Since the legalisation of cannabis for medical use in America and a number of other countries, more and more people are turning to cannabis to treat symptoms of PTSD.
A new UCL study, however, reports that more research is needed to determine whether it should be routine clinical practise to prescribe it as a treatment for PTSD.
The systematic review, published in the Journal of Dual Diagnosis, found that the active components of cannabis, called cannabinoids, may hold promise as a treatment for PTSD, particularly for reducing nightmares and helping people sleep.
Potential of cannabis to treat PTSD
The study’s lead author, Dr Chandni Hindocha (UCL Clinical Psychopharmacology Unit), said: “There has been a recent surge of interest in the use of cannabinoids to treat PTSD, particularly from military veterans, many of whom are already self-medicating or obtaining prescriptions in some American states.
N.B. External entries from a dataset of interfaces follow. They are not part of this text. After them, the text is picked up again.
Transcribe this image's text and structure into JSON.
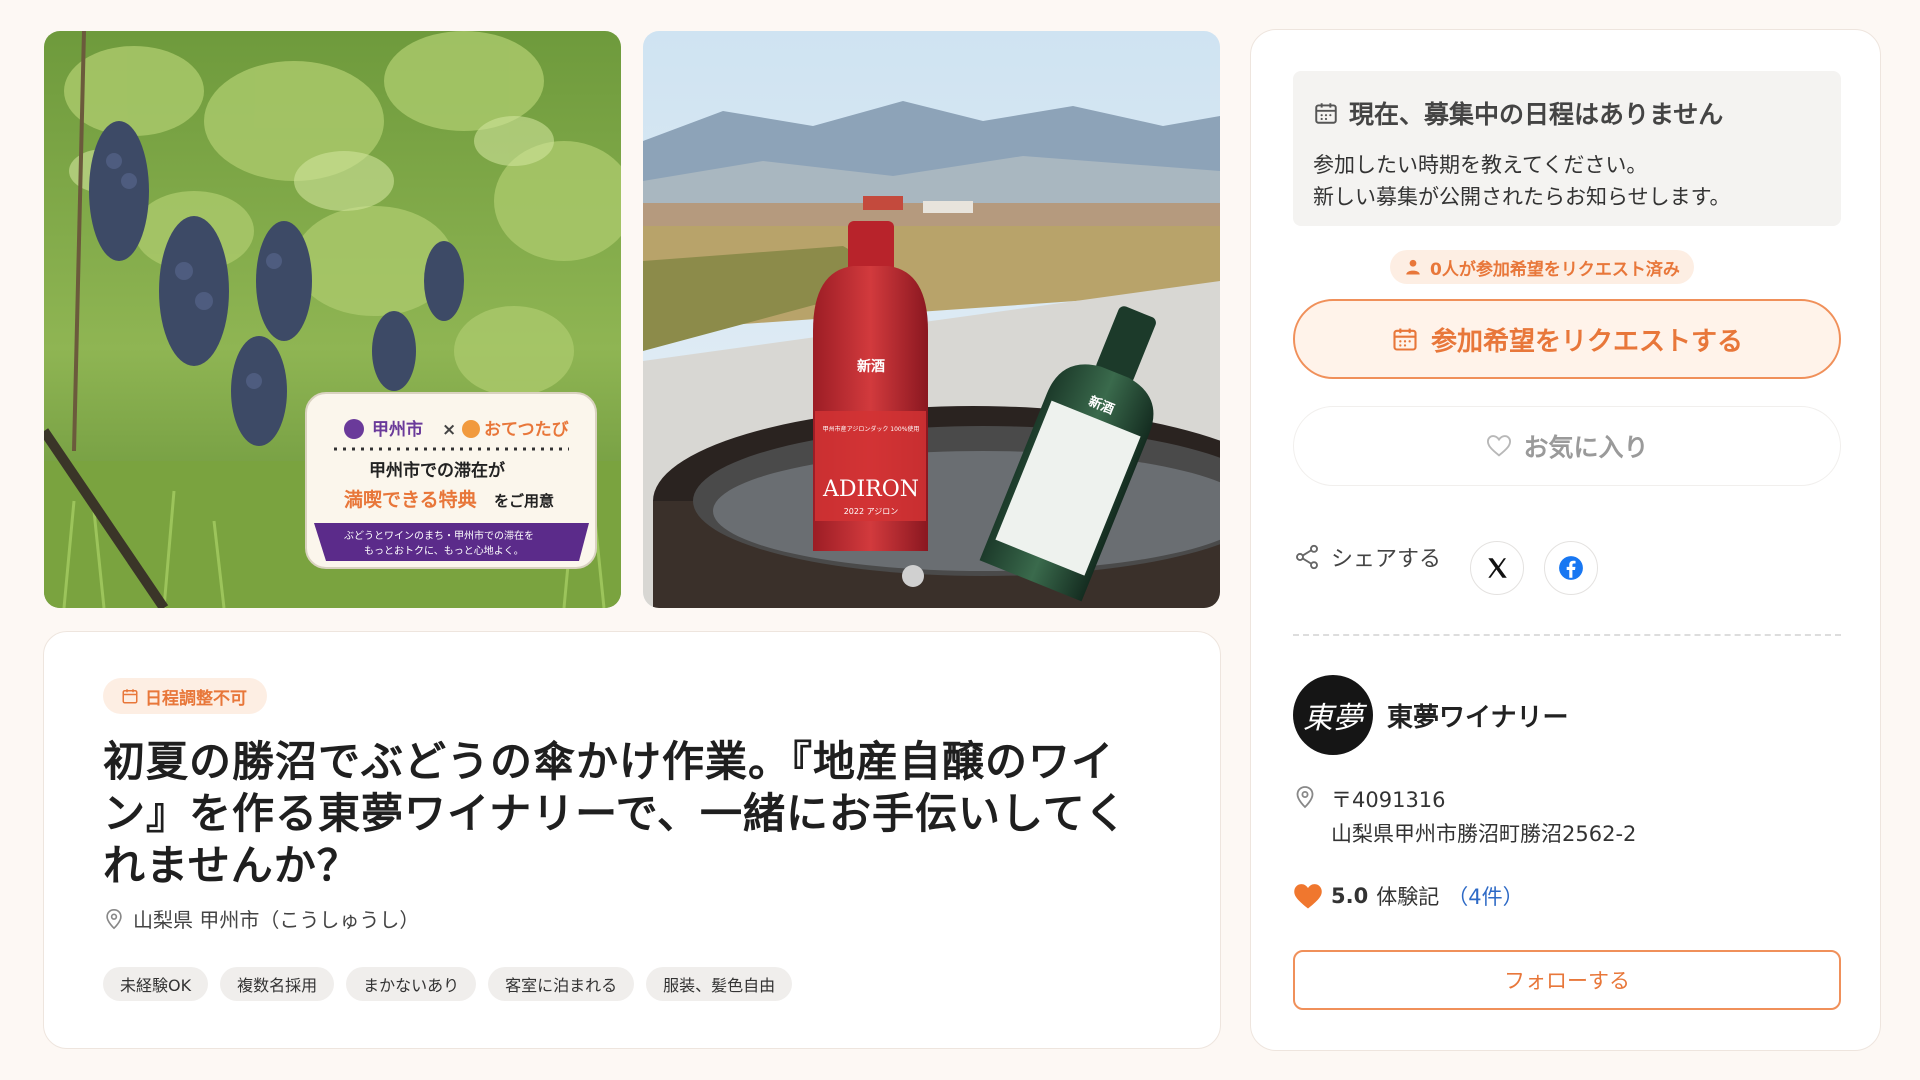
{
  "gallery": {
    "photo1_badge": {
      "city": "甲州市",
      "cross": "×",
      "brand": "おてつたび",
      "line1": "甲州市での滞在が",
      "line2_highlight": "満喫できる特典",
      "line2_rest": "をご用意",
      "banner_line1": "ぶどうとワインのまち・甲州市での滞在を",
      "banner_line2": "もっとおトクに、もっと心地よく。"
    },
    "photo2_labels": {
      "bottle_red_cap_label": "新酒",
      "bottle_red_brand": "ADIRON",
      "bottle_red_small": "甲州市産アジロンダック 100%使用",
      "bottle_red_year": "2022 アジロン",
      "bottle_white_cap_label": "新酒"
    }
  },
  "main": {
    "schedule_tag": "日程調整不可",
    "title": "初夏の勝沼でぶどうの傘かけ作業。『地産自醸のワイン』を作る東夢ワイナリーで、一緒にお手伝いしてくれませんか？",
    "location": "山梨県 甲州市（こうしゅうし）",
    "chips": [
      "未経験OK",
      "複数名採用",
      "まかないあり",
      "客室に泊まれる",
      "服装、髪色自由"
    ]
  },
  "side": {
    "notice_title": "現在、募集中の日程はありません",
    "notice_line1": "参加したい時期を教えてください。",
    "notice_line2": "新しい募集が公開されたらお知らせします。",
    "request_count": "0人が参加希望をリクエスト済み",
    "request_button": "参加希望をリクエストする",
    "favorite_button": "お気に入り",
    "share_label": "シェアする",
    "org_avatar_text": "東夢",
    "org_name": "東夢ワイナリー",
    "postal": "〒4091316",
    "address": "山梨県甲州市勝沼町勝沼2562-2",
    "rating_score": "5.0",
    "rating_label": "体験記",
    "rating_count": "（4件）",
    "follow_button": "フォローする"
  },
  "colors": {
    "accent": "#e8773a",
    "accent_bg": "#fdeee3",
    "link": "#2e6ac6",
    "page_bg": "#fdf8f4"
  },
  "icons": [
    "calendar-icon",
    "person-icon",
    "heart-outline-icon",
    "share-icon",
    "x-logo-icon",
    "facebook-icon",
    "map-pin-icon",
    "heart-filled-icon"
  ]
}
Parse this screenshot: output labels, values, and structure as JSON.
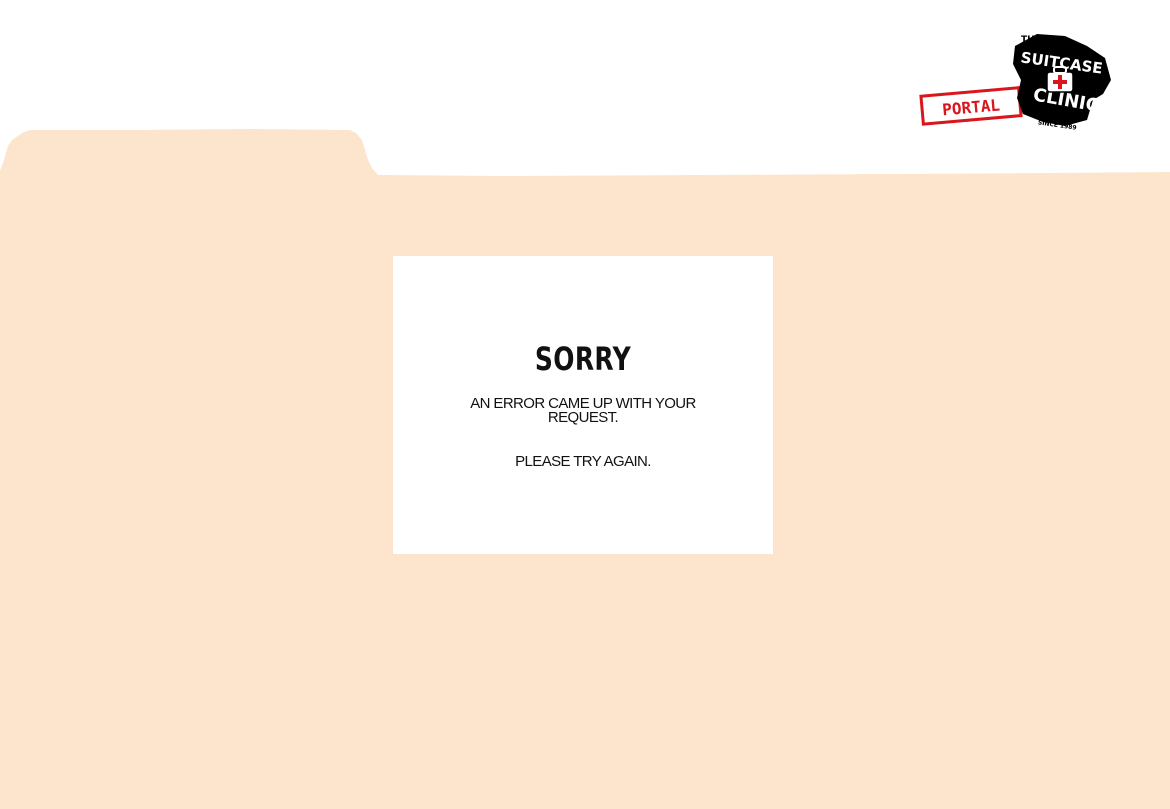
{
  "brand": {
    "logo_text_top": "THE",
    "logo_text_main_1": "SUITCASE",
    "logo_text_main_2": "CLINIC",
    "logo_text_since": "SINCE 1989",
    "stamp_text": "PORTAL",
    "stamp_color": "#d9161c"
  },
  "colors": {
    "folder": "#fde4cc",
    "card": "#ffffff",
    "text": "#111111"
  },
  "error": {
    "title": "SORRY",
    "message": "AN ERROR CAME UP WITH YOUR REQUEST.",
    "retry": "PLEASE TRY AGAIN."
  }
}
“The lack of evidence supporting cannabis as a PTSD treatment is striking given the vast interest in it, and the large unmet need for better PTSD treatments”.
Both THC and CBD may be helpful at treating PTSD as they can change how the brain processes memories by acting on the brain’s in-built endocannabinoid system, which also regulates other brain functions that are affected by PTSD.
The researchers say there are still many unanswered questions about the safety and efficacy of cannabis-based medications for PTSD, and potential long-term effects such as addiction or a risk of psychosis.
The existing evidence shows promise, however, as some studies showed that cannabis products appeared to reduce PTSD symptoms such as insomnia and nightmares.
More research is needed
The study’s senior author, Dr Michael Bloomfield of UCL Psychiatry and the Traumatic Stress Clinic, St Pancras Hospital, said: “Based on the evidence, we cannot yet make any clinical recommendations about using cannabinoids to treat PTSD. Current prescribing of cannabinoids for PTSD is not backed up by high quality evidence, but the findings certainly highlight the need for more research, particularly long-term clinical trials.
“Many of these studies have been conducted in military veterans, but we also need to be looking at other groups, as PTSD can vary depending on the nature of the trauma so different approaches may benefit different groups”.
Dr Hindocha added: “Unfortunately, medicinal uses of cannabis have historically been difficult to study due to legal restrictions, so it could take a long time before there is enough evidence to support clinical recommendations. New approaches are needed to make the most of existing evidence in the meantime.”
What is PTSD?
PTSD can be a debilitating condition and currently impact around 1% of the UK population, typically consisting of re-experiencing a traumatic event through intrusive memories, flashbacks or nightmares, and often involves hyper-reactivity (a state of constant vigilance) and insomnia.
The study was conducted by researchers at UCL and the University of Amsterdam and was supported by the National Institute for Health Research UCLH Biomedical Research Centre.